- samples of the mould (safely gathered and contained)
- receipts for expenses
- printed materials (such as factsheets) about mould and its effects.
Outcomes of Tribunal cases
In Bunbury v Fletcher  NSWCATAP 194 (9/9/15) the Tribunal found that the landlord had breached the obligation to maintain the premises in reasonable condition. The Tribunal ordered 25% rent reduction and $15,000 compensation to the tenants for their losses. Including the cost of expert evidence, the tenants’ losses were greater than $15,000.
In Bannister v Cheung  NSWCATCD 105 (19/6/14) the Tribunal found that the landlord had breached the obligation to repair, but not the obligation to provide habitable premises. Compensation of $480 to the tenants was ordered. The tenants had claimed more than $13,000. The Tribunal gave no weight to evidence of (mould) inspection by unqualified witnesses. The Tribunal found that the tenants had not mitigated their loss and were not entitled to further compensation.

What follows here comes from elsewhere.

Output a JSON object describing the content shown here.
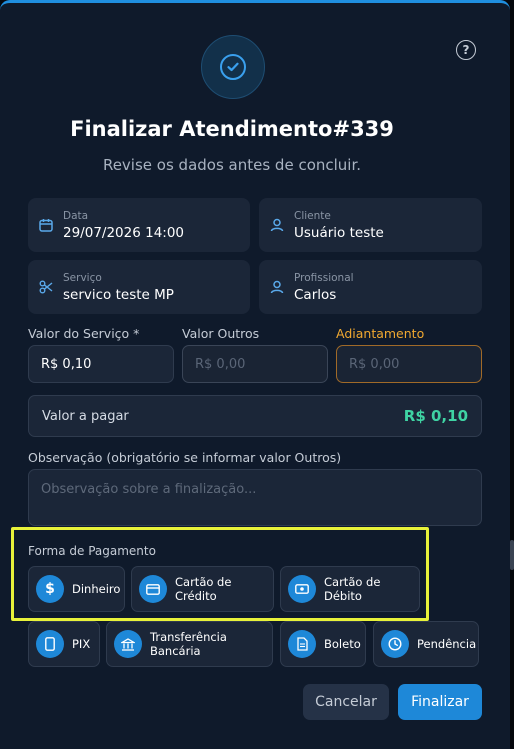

If someone in your household has been made ill by mould, seek medical advice. Consult a solicitor or your local Community Legal Centre (02 9212 7333, clcnsw.org.au) about whether to take legal action.

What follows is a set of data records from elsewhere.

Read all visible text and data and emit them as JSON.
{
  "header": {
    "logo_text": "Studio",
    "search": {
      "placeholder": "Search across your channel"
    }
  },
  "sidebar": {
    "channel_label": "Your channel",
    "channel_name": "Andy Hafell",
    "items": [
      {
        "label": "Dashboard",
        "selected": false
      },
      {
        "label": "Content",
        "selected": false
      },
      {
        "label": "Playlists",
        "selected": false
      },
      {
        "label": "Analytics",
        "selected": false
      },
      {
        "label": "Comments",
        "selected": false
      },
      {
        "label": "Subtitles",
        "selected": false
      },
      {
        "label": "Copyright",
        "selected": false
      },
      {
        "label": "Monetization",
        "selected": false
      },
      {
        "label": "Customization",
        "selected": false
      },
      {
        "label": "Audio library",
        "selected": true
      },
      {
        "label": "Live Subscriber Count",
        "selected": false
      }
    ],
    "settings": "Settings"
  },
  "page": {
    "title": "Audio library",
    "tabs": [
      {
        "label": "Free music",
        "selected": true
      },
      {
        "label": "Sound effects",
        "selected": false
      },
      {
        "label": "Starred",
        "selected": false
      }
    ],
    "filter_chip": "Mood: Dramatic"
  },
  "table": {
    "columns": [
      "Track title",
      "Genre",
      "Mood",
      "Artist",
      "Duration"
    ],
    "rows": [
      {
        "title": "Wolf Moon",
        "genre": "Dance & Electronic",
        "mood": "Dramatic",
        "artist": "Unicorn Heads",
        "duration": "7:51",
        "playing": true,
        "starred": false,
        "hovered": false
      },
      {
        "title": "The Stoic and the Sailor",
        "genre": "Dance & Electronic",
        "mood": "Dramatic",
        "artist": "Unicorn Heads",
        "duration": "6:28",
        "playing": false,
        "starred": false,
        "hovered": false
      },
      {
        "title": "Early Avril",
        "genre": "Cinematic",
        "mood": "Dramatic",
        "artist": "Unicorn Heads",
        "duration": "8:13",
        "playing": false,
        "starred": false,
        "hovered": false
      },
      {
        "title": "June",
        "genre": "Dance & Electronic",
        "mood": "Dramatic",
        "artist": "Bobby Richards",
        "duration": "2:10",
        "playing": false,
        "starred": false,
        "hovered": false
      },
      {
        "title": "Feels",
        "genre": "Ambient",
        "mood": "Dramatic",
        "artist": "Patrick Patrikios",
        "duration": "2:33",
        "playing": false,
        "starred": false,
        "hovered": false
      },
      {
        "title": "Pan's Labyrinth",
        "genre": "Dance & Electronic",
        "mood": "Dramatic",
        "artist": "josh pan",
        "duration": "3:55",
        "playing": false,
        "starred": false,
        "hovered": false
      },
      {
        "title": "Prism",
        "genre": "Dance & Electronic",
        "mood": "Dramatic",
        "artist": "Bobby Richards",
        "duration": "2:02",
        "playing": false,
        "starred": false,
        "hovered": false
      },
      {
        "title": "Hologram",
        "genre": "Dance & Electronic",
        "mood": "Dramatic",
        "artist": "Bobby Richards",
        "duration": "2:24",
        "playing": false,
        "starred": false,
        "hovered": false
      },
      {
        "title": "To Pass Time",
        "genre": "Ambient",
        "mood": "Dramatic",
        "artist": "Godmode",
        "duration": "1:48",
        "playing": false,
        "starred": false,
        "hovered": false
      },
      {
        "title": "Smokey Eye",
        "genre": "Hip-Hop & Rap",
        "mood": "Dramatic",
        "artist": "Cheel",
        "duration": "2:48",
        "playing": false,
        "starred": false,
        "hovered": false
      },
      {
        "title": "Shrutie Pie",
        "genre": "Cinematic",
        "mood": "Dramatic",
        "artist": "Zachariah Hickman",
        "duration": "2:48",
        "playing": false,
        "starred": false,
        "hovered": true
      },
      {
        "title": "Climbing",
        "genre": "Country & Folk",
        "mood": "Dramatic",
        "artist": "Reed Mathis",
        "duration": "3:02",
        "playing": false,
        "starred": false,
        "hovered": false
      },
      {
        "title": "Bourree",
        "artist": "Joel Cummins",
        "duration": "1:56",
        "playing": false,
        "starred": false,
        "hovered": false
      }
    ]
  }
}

The NSW Civil and Administrative Tribunal is not the best place to take a personal injury claim – the maximum compensation it can order is $15,000.
Factsheet updated February 2023
This factsheet is intended as a guide to the law and should not be used as a substitute for legal advice. It applies to people who live in, or are affected by, the law as it applies in New South Wales, Australia. © Tenants’ Union of NSW.
➤ Measuring dampness and mould exposure in Australian homes
Starting in June 2022, this survey is being conducted by researchers from the University of Melbourne. It takes approximately 15 minutes to complete online. There is an option at the end to provide your contact details if you would like to opt-in to the other parts of the study, including indoor mould measurement and informal interview. If your home is selected for DNA-based mould measurement, a researcher will visit to take vacuum samples. At the end of the project you will receive a HERTSMI-2 report on levels of 5 different mould species found in your home.